This week, Deputy Prime Minister, Nick Clegg, announced that pupils in England would get free dinners.
Education is devolved to the Scottish Parliament and local councils run education departments so the announcement does not apply to Scots.
However, the cost of the policy is estimated by the UK Government to be £600million and funding rules mean Scotland will receive a share of around £60m added to its budget to spend as it likes.
Gordon Matheson, leader of Glasgow City Council, said the city should receive around £7m of that cash and wants to use it to provide free school meals for P1 to P3 pupils.
Earlier this month the Evening Times reported how Mr Matheson's Executive Member for Education Stephen Curran, rejected a call from SNP councillor, Norman Macleod, to provide free school meals.
He stated it would be too costly and other services would have to be cut. Now there is a likelihood of money being available from Westminster, the council wants to extend free school meals.
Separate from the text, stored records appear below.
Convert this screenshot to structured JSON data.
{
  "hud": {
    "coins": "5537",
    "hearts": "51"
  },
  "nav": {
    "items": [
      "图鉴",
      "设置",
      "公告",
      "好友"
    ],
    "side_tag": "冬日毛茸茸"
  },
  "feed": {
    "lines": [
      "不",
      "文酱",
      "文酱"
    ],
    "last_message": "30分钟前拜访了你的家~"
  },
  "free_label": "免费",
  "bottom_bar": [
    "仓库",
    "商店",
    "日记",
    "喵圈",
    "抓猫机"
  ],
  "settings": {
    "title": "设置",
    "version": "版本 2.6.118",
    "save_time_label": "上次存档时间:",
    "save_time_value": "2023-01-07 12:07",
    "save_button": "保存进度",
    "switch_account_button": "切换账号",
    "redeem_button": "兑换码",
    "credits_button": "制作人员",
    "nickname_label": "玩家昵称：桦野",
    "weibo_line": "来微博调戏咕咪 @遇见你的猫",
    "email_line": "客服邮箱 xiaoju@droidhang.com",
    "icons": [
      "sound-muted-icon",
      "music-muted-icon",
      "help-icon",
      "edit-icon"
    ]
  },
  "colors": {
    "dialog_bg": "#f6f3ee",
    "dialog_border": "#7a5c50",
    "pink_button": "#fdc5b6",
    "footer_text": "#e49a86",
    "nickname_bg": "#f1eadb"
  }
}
Mr Matheson said: "Glasgow City Council has already shown its commitment to young people by providing free breakfasts and free lunches for thousands of children in our schools.
"The UK Government's decision to extend free school meals to all pupils in P1-3 will require significant additional investment.
"We expect Glasgow to get more than £7m as our fair share of the extra money coming to Scotland to implement this policy."
The Scottish Government said it was committed to expanding free school meals to more pupils and would be waiting to see how much cash came from the UK government.
A spokesman said: "Nearly a quarter of primary school pupils are currently registered for free school meals in Scotland and school meal uptake continues to rise.
"We are committed to expanding this provision further and, once we see the financial implications of this announcement for Scotland, we will examine how best to deliver that expansion."
Mr Clegg announced the move for England in his party's UK Conference in Glasgow this week.